says he learned more than he taught at drama workshop
SHIPROCK Johnny Depp may have been elusive last year
while filming "The Lone Ranger" on the rez, but another
big Hollywood name got into the act this past week with Native kids
honing their dramatic skills.
Martin Sheen was on hand at the Native Vision drama workshop
in Shiprock, and took the stage with the participants in their series
of skits titled "The Navajo News," performed Monday night
at The Phil Thomas Performing Arts Center.
News and talk shows took an interesting turn as Navajo youths
acted out the comedic skits with Native American flavor, and Sheen
had high praise for his young co-stars.
"The Navajo News" was the product of the drama workshop
put together by Native Vision, a youth development initiative for
reservation-based American Indian adolescents from across the country.
Its aim is to help American Indian youth enjoy a healthy future
by providing exciting fitness activities, school completion initiatives
and health start programs. Vision drama workshop, producing three
major skits for their play "The Navajo News."
Hundreds of people piled into the Phil to see what the kids
from the five-day drama workshop prepared.
The first skit was performed by Mikal Nih, 17, and Tyus A. Ellison,
16, as they played the role of news anchors for Channel 4, Navajo
Nih started off with "Our top story today in Shiprock:

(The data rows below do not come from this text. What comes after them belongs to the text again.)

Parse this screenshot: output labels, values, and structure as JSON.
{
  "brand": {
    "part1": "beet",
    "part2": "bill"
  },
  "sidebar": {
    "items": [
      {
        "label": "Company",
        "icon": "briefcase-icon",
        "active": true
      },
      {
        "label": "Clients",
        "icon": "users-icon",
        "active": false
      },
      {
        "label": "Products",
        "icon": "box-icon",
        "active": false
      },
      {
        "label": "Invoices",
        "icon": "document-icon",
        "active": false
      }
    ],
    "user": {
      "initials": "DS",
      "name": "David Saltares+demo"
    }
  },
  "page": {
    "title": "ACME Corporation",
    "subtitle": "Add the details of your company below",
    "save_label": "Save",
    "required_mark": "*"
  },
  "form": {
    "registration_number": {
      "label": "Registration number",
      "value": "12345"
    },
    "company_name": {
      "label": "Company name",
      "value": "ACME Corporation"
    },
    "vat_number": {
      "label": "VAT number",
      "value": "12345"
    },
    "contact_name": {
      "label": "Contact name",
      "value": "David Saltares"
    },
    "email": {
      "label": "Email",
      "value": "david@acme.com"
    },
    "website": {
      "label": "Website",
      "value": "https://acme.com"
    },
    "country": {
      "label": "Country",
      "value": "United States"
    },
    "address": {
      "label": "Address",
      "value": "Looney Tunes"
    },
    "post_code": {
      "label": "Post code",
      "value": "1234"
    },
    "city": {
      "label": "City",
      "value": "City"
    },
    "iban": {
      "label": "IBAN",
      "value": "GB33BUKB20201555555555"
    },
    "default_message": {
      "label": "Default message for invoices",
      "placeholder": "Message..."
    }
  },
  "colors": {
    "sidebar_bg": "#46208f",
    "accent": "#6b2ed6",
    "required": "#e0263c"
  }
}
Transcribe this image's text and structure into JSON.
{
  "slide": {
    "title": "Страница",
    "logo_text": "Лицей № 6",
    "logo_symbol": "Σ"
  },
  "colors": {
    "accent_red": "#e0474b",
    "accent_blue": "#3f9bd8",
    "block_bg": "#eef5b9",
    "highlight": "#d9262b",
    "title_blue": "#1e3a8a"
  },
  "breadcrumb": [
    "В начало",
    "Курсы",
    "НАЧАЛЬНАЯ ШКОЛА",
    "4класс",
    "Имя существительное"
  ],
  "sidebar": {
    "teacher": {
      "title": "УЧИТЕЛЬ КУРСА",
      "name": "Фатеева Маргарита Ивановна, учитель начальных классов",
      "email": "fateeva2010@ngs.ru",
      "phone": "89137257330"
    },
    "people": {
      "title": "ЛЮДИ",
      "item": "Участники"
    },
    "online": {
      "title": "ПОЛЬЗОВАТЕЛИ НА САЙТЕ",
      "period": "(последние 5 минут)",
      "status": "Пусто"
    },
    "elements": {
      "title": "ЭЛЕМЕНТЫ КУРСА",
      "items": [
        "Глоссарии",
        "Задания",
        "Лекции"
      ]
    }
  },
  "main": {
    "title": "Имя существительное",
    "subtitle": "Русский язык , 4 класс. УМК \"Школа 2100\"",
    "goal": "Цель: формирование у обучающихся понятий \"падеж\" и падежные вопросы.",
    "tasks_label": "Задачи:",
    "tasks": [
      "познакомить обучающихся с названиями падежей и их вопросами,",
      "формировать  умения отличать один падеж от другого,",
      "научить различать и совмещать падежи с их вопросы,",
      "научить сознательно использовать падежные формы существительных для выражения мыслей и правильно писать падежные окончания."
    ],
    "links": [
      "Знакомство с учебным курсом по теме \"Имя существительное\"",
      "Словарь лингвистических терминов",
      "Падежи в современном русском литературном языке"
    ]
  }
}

Nothing happened." The audience laughed and cheered the comedic
appeal of the acting and stories told throughout the night.
Other skits included talk shows, one being much like Jerry Springer
where the talk show host interviewed two Navajo men claiming to
be "reservation Romeos."
"It was a fun experience; the fun is what you learn from
it," said Deion Hayes, 20, of Shiprock, who played one of the
Sixteen-year-old Miracle Russell from Shiprock High School played
a character named Rose Pedals for a talk show skit featuring a special
guest: Sheen, playing himself.
The skit was comical as Russell's character constantly mistook
Martin Sheen for Jack Nicholson, her first question being, "How
is it playing The Joker?"
Sheen and Russell's character were finally able to find common
ground when she called him "Uncle Ben," a character Sheen
played in the movie "The Amazing Spider Man."
"It was amazing how it all turned out," said Russell.
"He was so fun," she said of working with Sheen. "I
thought he was really scary at first but it was fun. We played off
each other, we gave each other ideas.
"If I could do it all over again I would," Russell
said, adding the main thing she's going to take away from this experience
will be the advice given to her by Sheen and Native Vision Acting
Coordinator Vaz Santosham.
"I like how we became a family, a little actor family,"
Workshop instructors told all the students in the camp to have
fun with it, be free, be yourself and "when you're on stage
you don't act, you just do," Russell said.
For his part, Sheen said the best part about his visit to the
Navajo Nation was performing onstage with Russell.
"I've been doing it (acting) for 50 years, she's been doing
it for five days and we were equal," Sheen said of his fellow
actor. "She used her instrument like a professional. For me
it was unbelievable."
The Native Vision drama workshop started on May 27, and from
those five days, Santosham said he hopes the kids take away one
thing: "If you are going to fail, fail boldly. If you're going
to fail don't fail because you were too scared to take the jump."
Santosham said the major challenge working with Navajos was
pulling them away from their shyness so they could "be free."
Once he did, Santosham said a fire was lit in each of the kids
and they all stood up to the challenge. It showed in their performances.
Sheen agreed. "I hope they have a sense of achievement
with this show and most of all have a sense of confidence, because
what has happened here and what is so really encouraging is that
these children were asked to go into a safe place and explore their
imaginations in a very public way," the actor said.
When asked what he was hoping to teach the kids, Sheen replied,"I
came here to learn."
Sheen said he wanted to come to Native Vision to help in any
way he could, and now he is leaving with "a very great sense
"I was nourished and blessed," he stated. "I
couldn't ask for anything more. I look forward to coming back again."
He added, "I really hope they get something started here
so that these kids have a safe place to work and grow." If
the kids could create a play in only five days' time, Sheen said,
"That's something very special."